OPINION: If the energy sector wanted to highlight its importance in the run-up to the United Nations' COP26 climate summit, what better way than a supply crisis?
The UK government is facing a consumer storm over rocketing natural gas and electricity prices ahead of the climate talks in Glasgow.
Some power suppliers teeter on bankruptcy while many customers cannot afford to pay their bills, and fears of blackouts this winter have grown.
There is even wild talk of Christmas being “cancelled” as fertiliser plants that depend upon gas are shutting while food processors and turkey farmers suffer knock-on effects.
So why are energy markets so volatile — leaving energy security so vulnerable — and what role has the energy transition played in the crisis?
The causes are multiple, but this is a European problem as much as a British one.
The interconnectedness of the modern global energy system is evident: As China and Russia rebuild their gas supplies they are diverting potential liquefied natural gas and piped gas shipments away from the UK and Europe.
Prices have rocketed, with Intercontinental Exchange-traded October UK natural gas futures settling Monday at nearly £1.90 ($2.59) per therm, 400% higher than a year ago.
Importance of energy policy
The whole storm highlights the importance of getting energy policy right, especially when trying to pivot away from fossil fuels in a bid to tackle global warming.
UK supplies of gas used in electricity production have tightened, partly due to longer than expected maintenance on key North Sea infrastructure.
To make things worse, the Interconnexion France-Angleterre electricity interconnector from France has been closed after a fire at National Grid’s Kent site.
Some of the UK’s ageing nuclear power plants have been down for repairs at a time when only a single new one, Hinkley Point, is being built.
Meanwhile, old carbon-heavy coal plants have largely been phased out in a bid to meet climate targets.
And the country’s growing wind power output has failed to meet expectations due to periods of calmer weather.
Five smaller UK energy suppliers have gone out of business as they struggle to cope with volatile prices and their own lack of hedging.
Companies seek solutions
Big companies such as E.ON are now urging the UK Business Secretary Kwasi Kwarteng to step in and provide state aid to keep the sector afloat.
They want “green” tariffs, which subsidise renewable power, switched from customer bills to general taxation and a “bad bank” set up to take on debts of struggling domestic energy users.
This perfect storm certainly demonstrates the lack of resilience inside the power system: A decision was made in 2017 to gradually run down and close the last big UK gas storage facility at the Rough field in the North Sea.
The answer to the energy crisis cannot be to junk a move towards lower-carbon energy at a time of growing concerns about meeting climate targets.

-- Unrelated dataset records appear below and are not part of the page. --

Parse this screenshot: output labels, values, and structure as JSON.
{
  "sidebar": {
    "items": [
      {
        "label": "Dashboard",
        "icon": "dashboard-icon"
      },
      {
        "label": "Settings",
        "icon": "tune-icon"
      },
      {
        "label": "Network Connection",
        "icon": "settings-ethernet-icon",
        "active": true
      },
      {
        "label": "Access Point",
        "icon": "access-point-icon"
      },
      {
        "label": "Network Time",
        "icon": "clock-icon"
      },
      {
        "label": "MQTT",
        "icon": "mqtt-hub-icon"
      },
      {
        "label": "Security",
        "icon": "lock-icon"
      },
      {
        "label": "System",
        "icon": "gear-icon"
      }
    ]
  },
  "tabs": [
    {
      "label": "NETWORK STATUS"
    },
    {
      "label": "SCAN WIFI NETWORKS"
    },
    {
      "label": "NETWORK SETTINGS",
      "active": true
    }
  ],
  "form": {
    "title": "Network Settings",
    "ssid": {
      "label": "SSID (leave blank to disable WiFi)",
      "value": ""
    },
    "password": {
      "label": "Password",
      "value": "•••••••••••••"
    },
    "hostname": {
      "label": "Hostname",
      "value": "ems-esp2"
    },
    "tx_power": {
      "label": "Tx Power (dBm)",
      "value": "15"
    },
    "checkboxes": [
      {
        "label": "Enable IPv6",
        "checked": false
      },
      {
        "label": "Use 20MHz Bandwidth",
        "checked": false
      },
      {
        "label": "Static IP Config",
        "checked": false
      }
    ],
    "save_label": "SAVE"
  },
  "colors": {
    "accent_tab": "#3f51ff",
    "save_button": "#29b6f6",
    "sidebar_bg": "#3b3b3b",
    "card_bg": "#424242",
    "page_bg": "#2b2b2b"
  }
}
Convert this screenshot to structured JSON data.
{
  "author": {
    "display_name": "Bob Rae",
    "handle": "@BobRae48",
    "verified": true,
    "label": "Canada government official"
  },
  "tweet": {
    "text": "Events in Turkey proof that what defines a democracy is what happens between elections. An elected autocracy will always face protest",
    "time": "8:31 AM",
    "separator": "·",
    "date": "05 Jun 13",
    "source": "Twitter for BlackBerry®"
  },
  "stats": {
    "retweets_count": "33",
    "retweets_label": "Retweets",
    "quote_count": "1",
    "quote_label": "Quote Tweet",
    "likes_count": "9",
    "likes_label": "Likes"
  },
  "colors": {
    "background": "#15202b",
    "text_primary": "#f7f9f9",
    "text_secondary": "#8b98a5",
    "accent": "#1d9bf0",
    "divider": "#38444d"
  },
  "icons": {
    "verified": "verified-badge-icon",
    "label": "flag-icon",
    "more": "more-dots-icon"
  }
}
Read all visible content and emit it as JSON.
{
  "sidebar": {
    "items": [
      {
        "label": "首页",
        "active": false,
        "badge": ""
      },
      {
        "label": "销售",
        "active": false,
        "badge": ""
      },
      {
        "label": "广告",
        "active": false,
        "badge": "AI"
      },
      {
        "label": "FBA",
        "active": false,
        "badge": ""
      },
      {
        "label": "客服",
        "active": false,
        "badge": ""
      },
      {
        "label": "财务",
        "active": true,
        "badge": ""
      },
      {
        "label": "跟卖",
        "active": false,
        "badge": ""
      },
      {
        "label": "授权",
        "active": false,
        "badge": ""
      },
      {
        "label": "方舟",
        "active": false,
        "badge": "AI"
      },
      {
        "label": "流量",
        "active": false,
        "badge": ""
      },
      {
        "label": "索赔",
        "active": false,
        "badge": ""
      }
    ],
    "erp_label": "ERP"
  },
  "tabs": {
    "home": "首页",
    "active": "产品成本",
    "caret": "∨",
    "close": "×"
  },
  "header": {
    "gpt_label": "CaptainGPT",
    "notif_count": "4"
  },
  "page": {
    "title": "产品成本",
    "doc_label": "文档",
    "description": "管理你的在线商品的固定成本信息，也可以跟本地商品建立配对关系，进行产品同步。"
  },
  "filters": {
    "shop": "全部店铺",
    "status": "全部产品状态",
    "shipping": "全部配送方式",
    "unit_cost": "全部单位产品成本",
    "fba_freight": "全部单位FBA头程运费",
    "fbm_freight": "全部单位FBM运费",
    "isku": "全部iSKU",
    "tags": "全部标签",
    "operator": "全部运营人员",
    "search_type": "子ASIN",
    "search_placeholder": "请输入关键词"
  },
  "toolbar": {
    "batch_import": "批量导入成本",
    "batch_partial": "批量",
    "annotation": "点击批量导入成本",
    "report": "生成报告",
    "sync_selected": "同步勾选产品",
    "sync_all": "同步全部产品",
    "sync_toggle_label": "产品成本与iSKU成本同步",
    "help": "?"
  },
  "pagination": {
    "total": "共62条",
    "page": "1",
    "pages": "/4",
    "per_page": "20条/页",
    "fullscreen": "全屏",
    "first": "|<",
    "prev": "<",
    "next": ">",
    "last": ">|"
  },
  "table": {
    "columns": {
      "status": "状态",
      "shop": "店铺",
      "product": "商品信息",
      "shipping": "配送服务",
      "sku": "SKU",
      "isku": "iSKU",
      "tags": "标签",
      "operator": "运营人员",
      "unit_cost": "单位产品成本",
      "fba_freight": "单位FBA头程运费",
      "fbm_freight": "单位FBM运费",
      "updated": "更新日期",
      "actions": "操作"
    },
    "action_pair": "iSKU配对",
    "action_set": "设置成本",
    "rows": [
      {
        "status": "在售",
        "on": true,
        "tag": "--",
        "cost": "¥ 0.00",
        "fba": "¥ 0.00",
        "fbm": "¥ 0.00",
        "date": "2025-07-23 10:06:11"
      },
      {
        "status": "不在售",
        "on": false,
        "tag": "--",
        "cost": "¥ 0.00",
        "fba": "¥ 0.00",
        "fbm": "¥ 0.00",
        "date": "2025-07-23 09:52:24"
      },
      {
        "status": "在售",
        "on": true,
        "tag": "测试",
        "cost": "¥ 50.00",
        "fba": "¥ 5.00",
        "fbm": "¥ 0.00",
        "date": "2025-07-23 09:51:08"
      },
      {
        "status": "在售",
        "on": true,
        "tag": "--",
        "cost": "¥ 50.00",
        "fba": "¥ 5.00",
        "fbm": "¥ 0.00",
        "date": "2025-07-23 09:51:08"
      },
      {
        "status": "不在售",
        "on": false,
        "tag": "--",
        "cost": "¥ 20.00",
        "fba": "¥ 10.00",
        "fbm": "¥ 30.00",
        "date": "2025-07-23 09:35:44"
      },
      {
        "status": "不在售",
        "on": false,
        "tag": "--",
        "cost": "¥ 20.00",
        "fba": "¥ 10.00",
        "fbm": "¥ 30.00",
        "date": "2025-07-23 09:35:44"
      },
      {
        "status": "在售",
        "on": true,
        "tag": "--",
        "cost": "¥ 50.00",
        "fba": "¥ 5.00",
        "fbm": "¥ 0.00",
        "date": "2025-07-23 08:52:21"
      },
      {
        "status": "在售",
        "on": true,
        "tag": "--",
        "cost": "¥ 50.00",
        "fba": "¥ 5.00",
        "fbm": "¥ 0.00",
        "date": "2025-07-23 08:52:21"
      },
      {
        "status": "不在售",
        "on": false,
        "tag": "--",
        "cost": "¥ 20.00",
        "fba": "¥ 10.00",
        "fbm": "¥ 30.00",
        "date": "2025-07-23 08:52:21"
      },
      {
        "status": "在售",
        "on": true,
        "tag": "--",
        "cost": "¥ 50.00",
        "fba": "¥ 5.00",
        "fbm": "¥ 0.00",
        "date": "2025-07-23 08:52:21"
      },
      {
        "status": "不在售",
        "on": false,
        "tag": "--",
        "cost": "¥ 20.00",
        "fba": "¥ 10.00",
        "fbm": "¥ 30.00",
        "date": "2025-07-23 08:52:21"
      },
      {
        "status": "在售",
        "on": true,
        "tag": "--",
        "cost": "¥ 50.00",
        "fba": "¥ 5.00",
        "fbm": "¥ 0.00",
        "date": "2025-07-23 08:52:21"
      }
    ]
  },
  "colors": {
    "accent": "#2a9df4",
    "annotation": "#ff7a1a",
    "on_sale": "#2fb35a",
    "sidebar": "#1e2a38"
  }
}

To solve the problem, however, governments will need to put a lot more care, time and money into energy, especially overseeing the transition.
Given its importance to the economy and consumers, energy needs to be centre stage — but it should not need supply chaos to get there.
(This is an Upstream opinion article.)